Cheryl Strayed, who wrote Wild, and Steve Almond both used to write as Sugar for the advice column Dear Sugar. Now, they’ve teamed up to deliver Dear Sugars where they empathetically field questions from listeners, sometimes bringing in guests like Oprah and Esther Perel, to help find the best answer. Over the course of their multi-year run, the two have talked about family problems, love problems and life problems, often examining topics from various angles. || GATEWAY EPISODE: The Infidelity Episodes, Part 1-4
IF YOU WANT TO FEEL INSPIRED…
HOW I BUILT THIS
Produced by NPR and hosted by Guy Raz, How I Built This is about “innovators, entrepreneurs, idealists, and the movements they built.” Guy talks to the founders of brands like Airbnb, Spanx, Five Guys, Samuel Adams, Whole Foods Market, Drybar, Rent the Runway and Zumba to find out how it all began. || GATEWAY EPISODE: Five Guys: Jerry Murrell, Lonely Planet: Maureen & Tony Wheeler or Patagonia: Yvon Chouinard
IF YOU NEED DINNER PARTY CONVERSATION STARTERS…
EVERY LITTLE THING
This podcast is about every little thing, just like the title says. It covers all sorts of topics you’ve probably (maybe) wondered about, like why we don’t see living armadillos very often, why that one plastic lawn chair is so ubiquitous or what the numbers on packs of pasta actually mean. The episodes are short, usually only about 30 minutes or so, and include interviews with subject matter experts on all sorts of weird and wonderful topics. || GATEWAY EPISODE: Don’t Underestimate the Flamingo
Yes, this podcast is about true crime, but it’s a podcast about really fascinating true crime. Yes, some of the stories they tell are a little gruesome, but there’s usually an element of intrigue in there too. They’ve talked about the Alcatraz escape I mentioned in this post, surprising court sentences (like castration!), book thieves and the rise and fall of putting missing kids on milk cartons. || GATEWAY EPISODE: #77 The Escape or #67 Milk Carton Kids
IF YOU LOVE LEARNING ABOUT CULTS…
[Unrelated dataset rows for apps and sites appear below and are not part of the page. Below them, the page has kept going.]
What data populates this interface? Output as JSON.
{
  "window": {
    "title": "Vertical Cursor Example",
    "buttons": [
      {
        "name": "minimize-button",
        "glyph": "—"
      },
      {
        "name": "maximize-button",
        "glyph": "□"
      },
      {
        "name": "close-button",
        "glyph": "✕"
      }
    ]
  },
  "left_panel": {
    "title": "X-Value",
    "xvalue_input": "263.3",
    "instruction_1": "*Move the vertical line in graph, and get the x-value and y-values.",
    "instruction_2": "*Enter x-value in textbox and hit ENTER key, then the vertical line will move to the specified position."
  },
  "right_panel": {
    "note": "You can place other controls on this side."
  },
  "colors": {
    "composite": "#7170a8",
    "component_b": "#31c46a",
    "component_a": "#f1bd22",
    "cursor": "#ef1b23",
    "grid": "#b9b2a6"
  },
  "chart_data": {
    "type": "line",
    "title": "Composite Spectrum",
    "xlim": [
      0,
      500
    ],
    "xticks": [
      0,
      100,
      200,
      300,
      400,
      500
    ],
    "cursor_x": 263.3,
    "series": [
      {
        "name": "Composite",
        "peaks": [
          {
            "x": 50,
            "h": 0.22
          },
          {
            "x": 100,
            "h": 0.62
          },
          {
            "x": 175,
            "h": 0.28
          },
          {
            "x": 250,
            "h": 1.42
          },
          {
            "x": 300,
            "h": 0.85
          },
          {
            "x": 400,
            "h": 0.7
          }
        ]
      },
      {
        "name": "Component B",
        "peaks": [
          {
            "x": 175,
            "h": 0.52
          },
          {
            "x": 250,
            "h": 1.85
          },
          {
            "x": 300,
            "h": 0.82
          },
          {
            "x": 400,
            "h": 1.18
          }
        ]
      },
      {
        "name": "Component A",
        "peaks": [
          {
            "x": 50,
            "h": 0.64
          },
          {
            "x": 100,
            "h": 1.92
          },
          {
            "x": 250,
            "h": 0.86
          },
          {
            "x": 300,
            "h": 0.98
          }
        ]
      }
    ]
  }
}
In college, I took a class on cults. I was a sociology major, so it made sense, but I’ve always been fascinated. Cults typically does 2-3 episodes per cult, and so far they’ve covered The Manson Family, Heaven’s Gate, The Family, The Children of God and a handful of other cults. Usually, they first profile the founder, then they dig deeper into the followers and explore a little bit of the physchology behind joining a cult. || GATEWAY EPISODE: E13-14 “FLDS” – Warren Jeffs Pt. 1 & 2
Hosted by Glynn Washington, who grew up in a cult himself, this podcast focuses on Heaven’s Gate, an American UFO cult that was based in California. The group is most infamous for the 1997 mass suicide that claimed 39 lives. Heaven’s Gate does a deep dive into the cult’s history and brings in former members, experts and family members to discuss the cult, along with recordings from cult leader Marshall Applewhite and recordings from cult members before the suicide.